IOTA: Tyrants

With the strum of the guitar on the song “Demons”, I feel like I am about to witness a gun fight between the good and the bad, perhaps like what went down at the gunfight at the O.K. Corral.

That feeling is very apropos considering the title for the debut EP from Bristol based, IOTA, is called Tyrants.

Neither the name of the EP nor the artwork invoke a scene of happiness and unicorns dancing in an emerald field but it does invoke confronting the dark oppression of emotions that may be lying in wait underneath the surface.

IOTA is confronting that oppression through the power of their female fronted band. Through Jodie Robinson, IOTA delivers raw, angry, and take no prisoners music. A mood and an energy I feel that has been amiss in a land of male fronted rock bands.

I’m sorry male readers, sometimes the best way to show raw anger is via a pissed off angry woman.

Without knowing her personally, I don’t know if Jodie is a pissed off angry woman, but her vocals sure do shine loud and bright as if she were one, and that is what I love the most about her voice.

In a world of cookie cutter syrupy pop vocals, Jodie’s vocals are unbridled, passionate, and enthusiastic and filled with scratches and rasp that make me think of Emily Armstrong (Dead Sara) and Courntey Love (Hole).

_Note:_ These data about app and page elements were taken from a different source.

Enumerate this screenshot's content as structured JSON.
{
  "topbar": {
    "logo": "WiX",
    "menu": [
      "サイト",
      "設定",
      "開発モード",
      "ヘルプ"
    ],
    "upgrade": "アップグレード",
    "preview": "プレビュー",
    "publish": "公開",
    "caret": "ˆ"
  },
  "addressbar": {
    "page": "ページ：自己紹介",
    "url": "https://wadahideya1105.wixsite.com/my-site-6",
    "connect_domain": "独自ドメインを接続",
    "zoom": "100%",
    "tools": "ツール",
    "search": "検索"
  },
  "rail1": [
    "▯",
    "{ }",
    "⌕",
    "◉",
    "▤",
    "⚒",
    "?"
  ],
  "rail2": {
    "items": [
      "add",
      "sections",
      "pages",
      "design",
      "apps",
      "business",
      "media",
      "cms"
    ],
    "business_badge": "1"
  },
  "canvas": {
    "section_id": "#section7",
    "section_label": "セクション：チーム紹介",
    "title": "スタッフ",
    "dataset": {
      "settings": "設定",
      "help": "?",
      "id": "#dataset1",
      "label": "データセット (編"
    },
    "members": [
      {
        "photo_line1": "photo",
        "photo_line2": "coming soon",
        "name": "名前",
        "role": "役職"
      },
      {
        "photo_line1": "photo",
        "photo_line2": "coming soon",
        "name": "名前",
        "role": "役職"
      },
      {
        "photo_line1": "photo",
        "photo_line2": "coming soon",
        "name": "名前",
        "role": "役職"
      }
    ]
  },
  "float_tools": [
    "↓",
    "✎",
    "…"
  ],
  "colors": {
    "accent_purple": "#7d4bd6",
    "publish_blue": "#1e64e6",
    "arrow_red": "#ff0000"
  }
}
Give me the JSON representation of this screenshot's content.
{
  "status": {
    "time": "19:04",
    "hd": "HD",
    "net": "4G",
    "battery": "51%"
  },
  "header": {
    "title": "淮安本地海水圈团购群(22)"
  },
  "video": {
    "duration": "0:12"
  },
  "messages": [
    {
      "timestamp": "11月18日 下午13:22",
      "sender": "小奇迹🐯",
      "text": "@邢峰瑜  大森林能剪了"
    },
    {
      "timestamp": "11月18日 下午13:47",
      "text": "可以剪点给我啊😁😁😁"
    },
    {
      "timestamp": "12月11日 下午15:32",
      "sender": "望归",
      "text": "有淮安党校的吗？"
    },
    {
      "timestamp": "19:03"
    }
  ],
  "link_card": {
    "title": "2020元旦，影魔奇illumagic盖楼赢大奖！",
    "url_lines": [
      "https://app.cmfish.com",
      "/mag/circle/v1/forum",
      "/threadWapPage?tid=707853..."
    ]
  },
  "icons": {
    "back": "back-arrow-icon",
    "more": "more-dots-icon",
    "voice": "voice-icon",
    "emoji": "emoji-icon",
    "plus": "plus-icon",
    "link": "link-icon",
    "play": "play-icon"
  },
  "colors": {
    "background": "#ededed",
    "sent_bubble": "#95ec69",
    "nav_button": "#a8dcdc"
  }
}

Jodie doesn’t bear the weight of IOTA on her shoulders alone. She is supported by Josef Parkes and Joe Dean on guitars, Sam Mattison on bass, and Thomas John on drums and the fellas hold their own behind Jodie’s powerhouse vocals.

The band wrote Tyrants during a strained period of time for each of them and recorded it at their self-built Omni Studios* and at Humm Studios with Ben Johnson (Skindred, Chaouche) and IdlesLee Kiernan.

“Demons” kicks off the four track masterpiece that is Tyrants. Like I said earlier, it’s the few strums of the guitar that sets the tone for Tyrants but for me, it’s Mattison’s bass that lends itself to the dark mood of the song. It’s heavy and slick with a foreboding and intense anger. It compliments Jodie’s vocal angst wonderfully. At the breakdown of “Demons”, Parkes and Dean on guitar and John on drums amplify that sense of anger and angst as they kick everything up to eleven.

I previously wrote about “Ballet Box” and hearing it within the collection of songs in Tyrant, I dig the song even more. I stand by my previous statement of Jodie vocally holding her own against a thunderous bass, crunchy guitars, and driving drums.

Jodie says this about the inspiration of “Ballet Box”,

It’s about a ballerina inside of a jewellery box coming to life as the box closes. Inspired by the thought of the ‘object’ coming to life and how they’d never know what it was like to be outside of that box and nobody would ever know that they were alive. There was a play on the element of control and feeling trapped, fighting with that part of your mind. It’s very much a song about ‘Is there more to life and can we fulfil that void.

“Sometimes” is the most down tempo of the four tracks, but it is still heavy. The dynamic duo of Parkes and Dean on guitars shine in this song. There is a tit for tat play of intense and heavy against subdued softness that I really enjoy about this song. They have found this perfect balance between the two and it makes the song quite lovely. There’s also this wonderful ear catching wail of the guitars that is so goddamn infectious that it brings me joy.

Rounding out Tyrants, is the band’s latest single, “Control”.

The band says this of the song,

‘Control’ was formed in a headspace of feeling confined by people and unspoken rules in our lives; it was our way of fighting back. ‘Control’ started with Josef writing an instrumental guitar part. The chord progression felt aggressive but assured and imbued an emotion that we could all connect with. The instrumental helped us uncover themes that were ongoing in our lives. Lyrically, we wanted to put a positive spin on the band’s collective feelings and taunt the restrictions over us.

I give a stamp of approval on Mattison’s bass in this song. I’m a sucker for bass and I’ve even a bigger sucker for bass that reverberates through my soul and that’s what the bass in “Control” does for me. It immediately tells the listener this thrill ride through the song isn’t going to be easy, but it’s a ride that’s going to be worth it. “Control” is my favourite track on the Tyrants. For me, it showcases the band’s individual talents as well as their talent as a collaborative union. The song is sonically perfect.

I have one complaint about Tyrants – it is only four tracks. But goddamn those four tracks are an amazing 13 minute rockfest to the ears.

*On October 16, a fire devastated at Omni Studios, if you want to support Jodie and IOTA and the residents (Last Hyena, Empire of the Dust) of Omni Studios, please consider donating to the Go Fund Me to help rebuild and recover all that was lost in the fire.

Tyrants is available now. GO LISTEN!